[Opening Data for this task section]
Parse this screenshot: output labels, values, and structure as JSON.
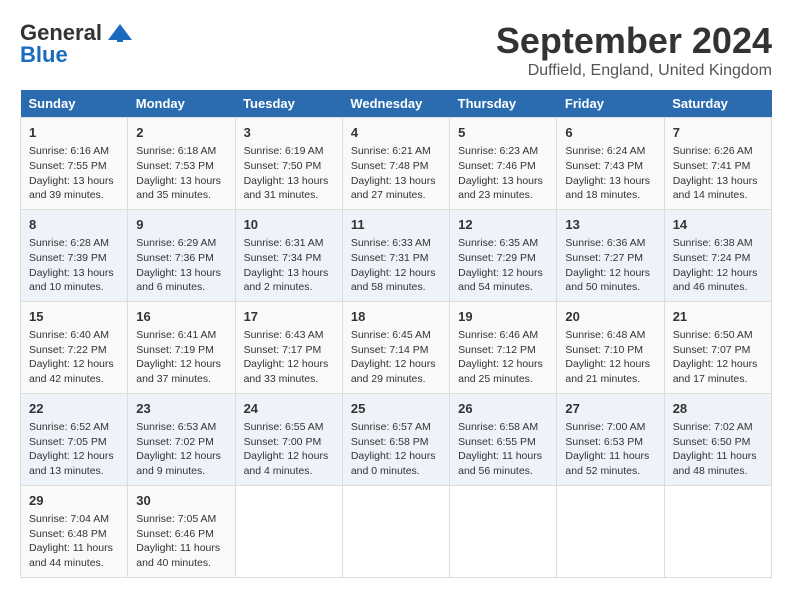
{
  "header": {
    "logo_general": "General",
    "logo_blue": "Blue",
    "title": "September 2024",
    "location": "Duffield, England, United Kingdom"
  },
  "weekdays": [
    "Sunday",
    "Monday",
    "Tuesday",
    "Wednesday",
    "Thursday",
    "Friday",
    "Saturday"
  ],
  "weeks": [
    [
      {
        "day": 1,
        "info": "Sunrise: 6:16 AM\nSunset: 7:55 PM\nDaylight: 13 hours\nand 39 minutes."
      },
      {
        "day": 2,
        "info": "Sunrise: 6:18 AM\nSunset: 7:53 PM\nDaylight: 13 hours\nand 35 minutes."
      },
      {
        "day": 3,
        "info": "Sunrise: 6:19 AM\nSunset: 7:50 PM\nDaylight: 13 hours\nand 31 minutes."
      },
      {
        "day": 4,
        "info": "Sunrise: 6:21 AM\nSunset: 7:48 PM\nDaylight: 13 hours\nand 27 minutes."
      },
      {
        "day": 5,
        "info": "Sunrise: 6:23 AM\nSunset: 7:46 PM\nDaylight: 13 hours\nand 23 minutes."
      },
      {
        "day": 6,
        "info": "Sunrise: 6:24 AM\nSunset: 7:43 PM\nDaylight: 13 hours\nand 18 minutes."
      },
      {
        "day": 7,
        "info": "Sunrise: 6:26 AM\nSunset: 7:41 PM\nDaylight: 13 hours\nand 14 minutes."
      }
    ],
    [
      {
        "day": 8,
        "info": "Sunrise: 6:28 AM\nSunset: 7:39 PM\nDaylight: 13 hours\nand 10 minutes."
      },
      {
        "day": 9,
        "info": "Sunrise: 6:29 AM\nSunset: 7:36 PM\nDaylight: 13 hours\nand 6 minutes."
      },
      {
        "day": 10,
        "info": "Sunrise: 6:31 AM\nSunset: 7:34 PM\nDaylight: 13 hours\nand 2 minutes."
      },
      {
        "day": 11,
        "info": "Sunrise: 6:33 AM\nSunset: 7:31 PM\nDaylight: 12 hours\nand 58 minutes."
      },
      {
        "day": 12,
        "info": "Sunrise: 6:35 AM\nSunset: 7:29 PM\nDaylight: 12 hours\nand 54 minutes."
      },
      {
        "day": 13,
        "info": "Sunrise: 6:36 AM\nSunset: 7:27 PM\nDaylight: 12 hours\nand 50 minutes."
      },
      {
        "day": 14,
        "info": "Sunrise: 6:38 AM\nSunset: 7:24 PM\nDaylight: 12 hours\nand 46 minutes."
      }
    ],
    [
      {
        "day": 15,
        "info": "Sunrise: 6:40 AM\nSunset: 7:22 PM\nDaylight: 12 hours\nand 42 minutes."
      },
      {
        "day": 16,
        "info": "Sunrise: 6:41 AM\nSunset: 7:19 PM\nDaylight: 12 hours\nand 37 minutes."
      },
      {
        "day": 17,
        "info": "Sunrise: 6:43 AM\nSunset: 7:17 PM\nDaylight: 12 hours\nand 33 minutes."
      },
      {
        "day": 18,
        "info": "Sunrise: 6:45 AM\nSunset: 7:14 PM\nDaylight: 12 hours\nand 29 minutes."
      },
      {
        "day": 19,
        "info": "Sunrise: 6:46 AM\nSunset: 7:12 PM\nDaylight: 12 hours\nand 25 minutes."
      },
      {
        "day": 20,
        "info": "Sunrise: 6:48 AM\nSunset: 7:10 PM\nDaylight: 12 hours\nand 21 minutes."
      },
      {
        "day": 21,
        "info": "Sunrise: 6:50 AM\nSunset: 7:07 PM\nDaylight: 12 hours\nand 17 minutes."
      }
    ],
    [
      {
        "day": 22,
        "info": "Sunrise: 6:52 AM\nSunset: 7:05 PM\nDaylight: 12 hours\nand 13 minutes."
      },
      {
        "day": 23,
        "info": "Sunrise: 6:53 AM\nSunset: 7:02 PM\nDaylight: 12 hours\nand 9 minutes."
      },
      {
        "day": 24,
        "info": "Sunrise: 6:55 AM\nSunset: 7:00 PM\nDaylight: 12 hours\nand 4 minutes."
      },
      {
        "day": 25,
        "info": "Sunrise: 6:57 AM\nSunset: 6:58 PM\nDaylight: 12 hours\nand 0 minutes."
      },
      {
        "day": 26,
        "info": "Sunrise: 6:58 AM\nSunset: 6:55 PM\nDaylight: 11 hours\nand 56 minutes."
      },
      {
        "day": 27,
        "info": "Sunrise: 7:00 AM\nSunset: 6:53 PM\nDaylight: 11 hours\nand 52 minutes."
      },
      {
        "day": 28,
        "info": "Sunrise: 7:02 AM\nSunset: 6:50 PM\nDaylight: 11 hours\nand 48 minutes."
      }
    ],
    [
      {
        "day": 29,
        "info": "Sunrise: 7:04 AM\nSunset: 6:48 PM\nDaylight: 11 hours\nand 44 minutes."
      },
      {
        "day": 30,
        "info": "Sunrise: 7:05 AM\nSunset: 6:46 PM\nDaylight: 11 hours\nand 40 minutes."
      },
      null,
      null,
      null,
      null,
      null
    ]
  ]
}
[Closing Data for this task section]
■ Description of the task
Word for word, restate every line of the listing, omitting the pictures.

■ Your response
Parse this screenshot: output labels, values, and structure as JSON.
{
  "header": {
    "logo_general": "General",
    "logo_blue": "Blue",
    "title": "September 2024",
    "location": "Duffield, England, United Kingdom"
  },
  "weekdays": [
    "Sunday",
    "Monday",
    "Tuesday",
    "Wednesday",
    "Thursday",
    "Friday",
    "Saturday"
  ],
  "weeks": [
    [
      {
        "day": 1,
        "info": "Sunrise: 6:16 AM\nSunset: 7:55 PM\nDaylight: 13 hours\nand 39 minutes."
      },
      {
        "day": 2,
        "info": "Sunrise: 6:18 AM\nSunset: 7:53 PM\nDaylight: 13 hours\nand 35 minutes."
      },
      {
        "day": 3,
        "info": "Sunrise: 6:19 AM\nSunset: 7:50 PM\nDaylight: 13 hours\nand 31 minutes."
      },
      {
        "day": 4,
        "info": "Sunrise: 6:21 AM\nSunset: 7:48 PM\nDaylight: 13 hours\nand 27 minutes."
      },
      {
        "day": 5,
        "info": "Sunrise: 6:23 AM\nSunset: 7:46 PM\nDaylight: 13 hours\nand 23 minutes."
      },
      {
        "day": 6,
        "info": "Sunrise: 6:24 AM\nSunset: 7:43 PM\nDaylight: 13 hours\nand 18 minutes."
      },
      {
        "day": 7,
        "info": "Sunrise: 6:26 AM\nSunset: 7:41 PM\nDaylight: 13 hours\nand 14 minutes."
      }
    ],
    [
      {
        "day": 8,
        "info": "Sunrise: 6:28 AM\nSunset: 7:39 PM\nDaylight: 13 hours\nand 10 minutes."
      },
      {
        "day": 9,
        "info": "Sunrise: 6:29 AM\nSunset: 7:36 PM\nDaylight: 13 hours\nand 6 minutes."
      },
      {
        "day": 10,
        "info": "Sunrise: 6:31 AM\nSunset: 7:34 PM\nDaylight: 13 hours\nand 2 minutes."
      },
      {
        "day": 11,
        "info": "Sunrise: 6:33 AM\nSunset: 7:31 PM\nDaylight: 12 hours\nand 58 minutes."
      },
      {
        "day": 12,
        "info": "Sunrise: 6:35 AM\nSunset: 7:29 PM\nDaylight: 12 hours\nand 54 minutes."
      },
      {
        "day": 13,
        "info": "Sunrise: 6:36 AM\nSunset: 7:27 PM\nDaylight: 12 hours\nand 50 minutes."
      },
      {
        "day": 14,
        "info": "Sunrise: 6:38 AM\nSunset: 7:24 PM\nDaylight: 12 hours\nand 46 minutes."
      }
    ],
    [
      {
        "day": 15,
        "info": "Sunrise: 6:40 AM\nSunset: 7:22 PM\nDaylight: 12 hours\nand 42 minutes."
      },
      {
        "day": 16,
        "info": "Sunrise: 6:41 AM\nSunset: 7:19 PM\nDaylight: 12 hours\nand 37 minutes."
      },
      {
        "day": 17,
        "info": "Sunrise: 6:43 AM\nSunset: 7:17 PM\nDaylight: 12 hours\nand 33 minutes."
      },
      {
        "day": 18,
        "info": "Sunrise: 6:45 AM\nSunset: 7:14 PM\nDaylight: 12 hours\nand 29 minutes."
      },
      {
        "day": 19,
        "info": "Sunrise: 6:46 AM\nSunset: 7:12 PM\nDaylight: 12 hours\nand 25 minutes."
      },
      {
        "day": 20,
        "info": "Sunrise: 6:48 AM\nSunset: 7:10 PM\nDaylight: 12 hours\nand 21 minutes."
      },
      {
        "day": 21,
        "info": "Sunrise: 6:50 AM\nSunset: 7:07 PM\nDaylight: 12 hours\nand 17 minutes."
      }
    ],
    [
      {
        "day": 22,
        "info": "Sunrise: 6:52 AM\nSunset: 7:05 PM\nDaylight: 12 hours\nand 13 minutes."
      },
      {
        "day": 23,
        "info": "Sunrise: 6:53 AM\nSunset: 7:02 PM\nDaylight: 12 hours\nand 9 minutes."
      },
      {
        "day": 24,
        "info": "Sunrise: 6:55 AM\nSunset: 7:00 PM\nDaylight: 12 hours\nand 4 minutes."
      },
      {
        "day": 25,
        "info": "Sunrise: 6:57 AM\nSunset: 6:58 PM\nDaylight: 12 hours\nand 0 minutes."
      },
      {
        "day": 26,
        "info": "Sunrise: 6:58 AM\nSunset: 6:55 PM\nDaylight: 11 hours\nand 56 minutes."
      },
      {
        "day": 27,
        "info": "Sunrise: 7:00 AM\nSunset: 6:53 PM\nDaylight: 11 hours\nand 52 minutes."
      },
      {
        "day": 28,
        "info": "Sunrise: 7:02 AM\nSunset: 6:50 PM\nDaylight: 11 hours\nand 48 minutes."
      }
    ],
    [
      {
        "day": 29,
        "info": "Sunrise: 7:04 AM\nSunset: 6:48 PM\nDaylight: 11 hours\nand 44 minutes."
      },
      {
        "day": 30,
        "info": "Sunrise: 7:05 AM\nSunset: 6:46 PM\nDaylight: 11 hours\nand 40 minutes."
      },
      null,
      null,
      null,
      null,
      null
    ]
  ]
}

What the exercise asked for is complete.